THE INPUT:
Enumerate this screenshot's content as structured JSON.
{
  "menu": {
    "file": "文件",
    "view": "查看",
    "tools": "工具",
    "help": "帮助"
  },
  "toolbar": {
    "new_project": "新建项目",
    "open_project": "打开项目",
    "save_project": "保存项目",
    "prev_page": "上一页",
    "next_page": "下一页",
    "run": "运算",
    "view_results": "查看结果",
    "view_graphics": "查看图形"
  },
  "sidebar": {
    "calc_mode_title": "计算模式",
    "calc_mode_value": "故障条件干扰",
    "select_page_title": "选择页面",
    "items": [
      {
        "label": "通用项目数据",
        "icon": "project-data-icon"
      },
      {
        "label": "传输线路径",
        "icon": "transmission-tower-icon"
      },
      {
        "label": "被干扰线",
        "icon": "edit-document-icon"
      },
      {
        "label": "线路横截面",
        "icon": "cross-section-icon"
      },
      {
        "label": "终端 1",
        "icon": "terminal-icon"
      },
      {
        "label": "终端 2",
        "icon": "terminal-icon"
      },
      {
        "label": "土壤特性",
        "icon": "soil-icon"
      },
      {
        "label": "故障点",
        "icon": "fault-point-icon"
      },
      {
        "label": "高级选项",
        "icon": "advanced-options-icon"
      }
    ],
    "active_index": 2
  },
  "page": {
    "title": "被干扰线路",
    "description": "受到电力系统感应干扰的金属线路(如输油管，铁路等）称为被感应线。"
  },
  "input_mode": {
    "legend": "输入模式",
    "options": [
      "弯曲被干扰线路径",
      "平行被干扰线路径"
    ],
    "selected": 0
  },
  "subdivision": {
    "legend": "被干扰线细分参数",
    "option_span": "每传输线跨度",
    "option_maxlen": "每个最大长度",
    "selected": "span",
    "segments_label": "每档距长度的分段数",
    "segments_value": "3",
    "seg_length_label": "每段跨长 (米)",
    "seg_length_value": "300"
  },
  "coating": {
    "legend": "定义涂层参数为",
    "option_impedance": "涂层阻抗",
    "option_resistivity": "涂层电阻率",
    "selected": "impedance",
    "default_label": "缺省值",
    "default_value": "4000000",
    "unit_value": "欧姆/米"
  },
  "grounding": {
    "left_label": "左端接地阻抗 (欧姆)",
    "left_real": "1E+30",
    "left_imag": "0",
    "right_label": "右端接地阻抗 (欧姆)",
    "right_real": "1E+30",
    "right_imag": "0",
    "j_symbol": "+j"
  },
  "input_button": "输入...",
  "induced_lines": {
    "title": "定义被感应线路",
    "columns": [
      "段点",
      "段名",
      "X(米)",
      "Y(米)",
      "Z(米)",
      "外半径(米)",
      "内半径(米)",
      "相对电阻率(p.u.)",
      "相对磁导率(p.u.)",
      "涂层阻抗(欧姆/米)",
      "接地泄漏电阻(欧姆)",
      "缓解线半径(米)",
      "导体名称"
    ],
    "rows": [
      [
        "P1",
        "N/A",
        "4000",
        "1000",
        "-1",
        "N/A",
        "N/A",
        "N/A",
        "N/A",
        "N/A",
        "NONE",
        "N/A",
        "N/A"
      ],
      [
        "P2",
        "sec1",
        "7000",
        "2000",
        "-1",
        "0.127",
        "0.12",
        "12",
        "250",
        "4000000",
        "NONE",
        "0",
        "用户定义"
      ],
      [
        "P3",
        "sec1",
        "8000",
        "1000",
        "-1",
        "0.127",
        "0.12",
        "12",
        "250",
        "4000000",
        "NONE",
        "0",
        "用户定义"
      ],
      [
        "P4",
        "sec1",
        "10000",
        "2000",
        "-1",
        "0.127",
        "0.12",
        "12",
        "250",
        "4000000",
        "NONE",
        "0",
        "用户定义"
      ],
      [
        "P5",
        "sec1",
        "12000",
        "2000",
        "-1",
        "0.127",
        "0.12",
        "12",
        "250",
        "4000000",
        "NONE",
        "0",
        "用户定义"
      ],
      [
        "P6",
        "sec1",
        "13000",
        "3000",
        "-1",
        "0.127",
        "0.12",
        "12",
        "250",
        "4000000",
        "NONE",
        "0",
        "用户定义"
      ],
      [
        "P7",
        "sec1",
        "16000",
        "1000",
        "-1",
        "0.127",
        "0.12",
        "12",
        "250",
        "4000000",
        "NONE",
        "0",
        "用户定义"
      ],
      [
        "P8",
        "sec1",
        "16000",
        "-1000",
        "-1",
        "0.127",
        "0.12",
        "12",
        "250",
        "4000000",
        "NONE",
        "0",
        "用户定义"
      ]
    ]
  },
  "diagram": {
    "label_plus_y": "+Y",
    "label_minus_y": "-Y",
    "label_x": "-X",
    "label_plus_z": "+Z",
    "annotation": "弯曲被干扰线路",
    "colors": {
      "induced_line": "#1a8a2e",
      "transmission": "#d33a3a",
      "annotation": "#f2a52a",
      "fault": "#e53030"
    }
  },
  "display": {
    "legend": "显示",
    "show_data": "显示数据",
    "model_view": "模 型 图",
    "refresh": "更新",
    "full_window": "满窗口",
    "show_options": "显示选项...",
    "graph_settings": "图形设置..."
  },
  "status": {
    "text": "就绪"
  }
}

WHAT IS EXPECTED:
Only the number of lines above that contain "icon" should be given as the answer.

RESULT OF THE TASK:
9